Email or call for price.
As U.S. strategy shifts (once again) to focus on great power competition, Strategy Shelved provides a valuable, analytic look back to the Cold War era by examining the rise and eventual fall of the U.S. Navy's naval strategy system from the post-World War II era to 1994. Steven T. Wills draws some important conclusions that have relevance to the ongoing strategic debates of today. His analysis focuses on the 1970s and 1980s as a period when U.S. Navy strategic thought was rebuilt after a period of stagnation during the Vietnam conflict and its high water mark in the form of the 1980s' maritime strategy and its attendant six hundred -ship navy force structure. He traces the collapse of this earlier system by identifying several contributing factors: the provisions of the Goldwater Nichols Act of 1986, the aftermath of the First Gulf War of 1991, the early 1990s revolution in military affairs, and the changes to the Chief of Naval Operations staff in 1992 following the end of the Cold War. All of these conditions served to undermine the existing naval strategy system. The Goldwater Nichols Act subordinated the Navy to joint control with disastrous effects on the long-serving cohort of uniformed naval strategists. The first Gulf War validated Army and Air Force warfare concepts developed in the Cold War but not those of the Navy's maritime strategy. The Navy executed its own revolution in military affairs during the Cold War through systems like AEGIS but did not get credit for those efforts. Finally, the changes in the Navy (OPNAV) staff in 1992 served to empower the budget arm of OPNAV at the expense of its strategists. These measures laid the groundwork for a thirty-year strategy of means where service budgets, a desire to preserve existing force structure, and lack of strategic vision hobbled not only the Navy, but also the Joint Force's ability to create meaningful strategy to counter a rising China and a revanchist Russian threat. Wills concludes his analysis with an assessment of the return of naval strategy documents in 2007 and 2015 and speculates on the potential for success of current Navy strategies including the latest tri-service maritime strategy. His research makes extensive use of primary sources, oral histories, and navy documents to tell the story of how the U.S. Navy created both successful strategies and how a dedicated group of naval officers were intimately involved in their creation. It also explains how the Navy's ability to create strategy, and even the process for training strategy writers, was seriously damaged in the post-Cold War era.
About the Author

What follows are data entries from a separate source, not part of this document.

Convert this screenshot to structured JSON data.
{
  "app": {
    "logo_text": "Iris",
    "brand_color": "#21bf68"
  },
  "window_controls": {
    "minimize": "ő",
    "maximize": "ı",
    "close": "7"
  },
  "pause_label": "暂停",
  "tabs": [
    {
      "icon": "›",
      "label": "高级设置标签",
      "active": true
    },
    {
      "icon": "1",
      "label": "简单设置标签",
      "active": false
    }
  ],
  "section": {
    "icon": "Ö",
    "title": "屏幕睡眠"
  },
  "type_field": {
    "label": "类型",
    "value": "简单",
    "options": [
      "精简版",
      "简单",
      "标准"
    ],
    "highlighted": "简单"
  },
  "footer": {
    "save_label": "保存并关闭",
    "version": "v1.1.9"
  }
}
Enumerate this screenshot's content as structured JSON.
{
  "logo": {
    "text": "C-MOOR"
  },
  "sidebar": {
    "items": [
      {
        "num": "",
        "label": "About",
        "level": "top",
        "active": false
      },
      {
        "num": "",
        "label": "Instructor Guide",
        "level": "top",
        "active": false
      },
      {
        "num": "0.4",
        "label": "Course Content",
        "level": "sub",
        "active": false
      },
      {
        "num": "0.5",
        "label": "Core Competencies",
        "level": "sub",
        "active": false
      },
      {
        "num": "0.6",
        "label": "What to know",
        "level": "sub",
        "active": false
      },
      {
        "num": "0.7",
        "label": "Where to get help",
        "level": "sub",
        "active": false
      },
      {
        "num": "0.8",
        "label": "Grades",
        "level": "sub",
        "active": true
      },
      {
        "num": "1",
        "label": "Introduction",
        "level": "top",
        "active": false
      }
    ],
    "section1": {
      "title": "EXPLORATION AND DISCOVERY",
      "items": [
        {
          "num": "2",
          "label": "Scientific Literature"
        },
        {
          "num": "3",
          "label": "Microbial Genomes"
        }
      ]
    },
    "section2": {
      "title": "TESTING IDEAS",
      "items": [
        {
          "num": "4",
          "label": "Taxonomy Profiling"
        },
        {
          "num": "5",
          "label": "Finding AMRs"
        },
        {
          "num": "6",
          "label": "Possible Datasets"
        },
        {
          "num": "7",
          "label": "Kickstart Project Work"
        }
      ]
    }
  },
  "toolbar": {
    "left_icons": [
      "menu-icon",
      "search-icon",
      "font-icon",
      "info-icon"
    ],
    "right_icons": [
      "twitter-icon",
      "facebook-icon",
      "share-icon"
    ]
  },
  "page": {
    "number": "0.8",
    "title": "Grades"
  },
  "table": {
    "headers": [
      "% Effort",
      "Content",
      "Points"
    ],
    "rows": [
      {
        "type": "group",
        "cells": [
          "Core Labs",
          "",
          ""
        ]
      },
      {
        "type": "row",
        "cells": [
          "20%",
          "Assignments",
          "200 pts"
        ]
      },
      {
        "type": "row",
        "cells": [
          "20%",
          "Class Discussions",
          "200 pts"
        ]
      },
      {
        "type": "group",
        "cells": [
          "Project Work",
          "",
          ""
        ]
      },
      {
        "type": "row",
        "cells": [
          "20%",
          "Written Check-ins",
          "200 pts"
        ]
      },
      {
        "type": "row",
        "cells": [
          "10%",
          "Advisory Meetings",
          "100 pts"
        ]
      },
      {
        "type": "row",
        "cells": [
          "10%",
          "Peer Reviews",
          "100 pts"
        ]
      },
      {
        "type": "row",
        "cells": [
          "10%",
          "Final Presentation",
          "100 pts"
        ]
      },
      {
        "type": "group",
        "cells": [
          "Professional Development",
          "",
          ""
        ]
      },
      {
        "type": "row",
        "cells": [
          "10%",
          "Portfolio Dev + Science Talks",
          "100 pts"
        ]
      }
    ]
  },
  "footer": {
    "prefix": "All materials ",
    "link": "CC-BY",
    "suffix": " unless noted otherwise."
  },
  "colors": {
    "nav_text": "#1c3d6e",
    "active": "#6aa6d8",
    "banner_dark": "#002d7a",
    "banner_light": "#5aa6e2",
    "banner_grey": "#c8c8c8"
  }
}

Steven T. Wills is an expert in U.S. Navy strategy and policy at the Center for Naval Analyses (CNA) in Arlington, VA. He served for twenty years as a U.S. Navy surface warfare officer. He also holds a PhD and MA in history from Ohio University, an MA from the United States Naval War College, and a BA in history from Miami University, Oxford, OH.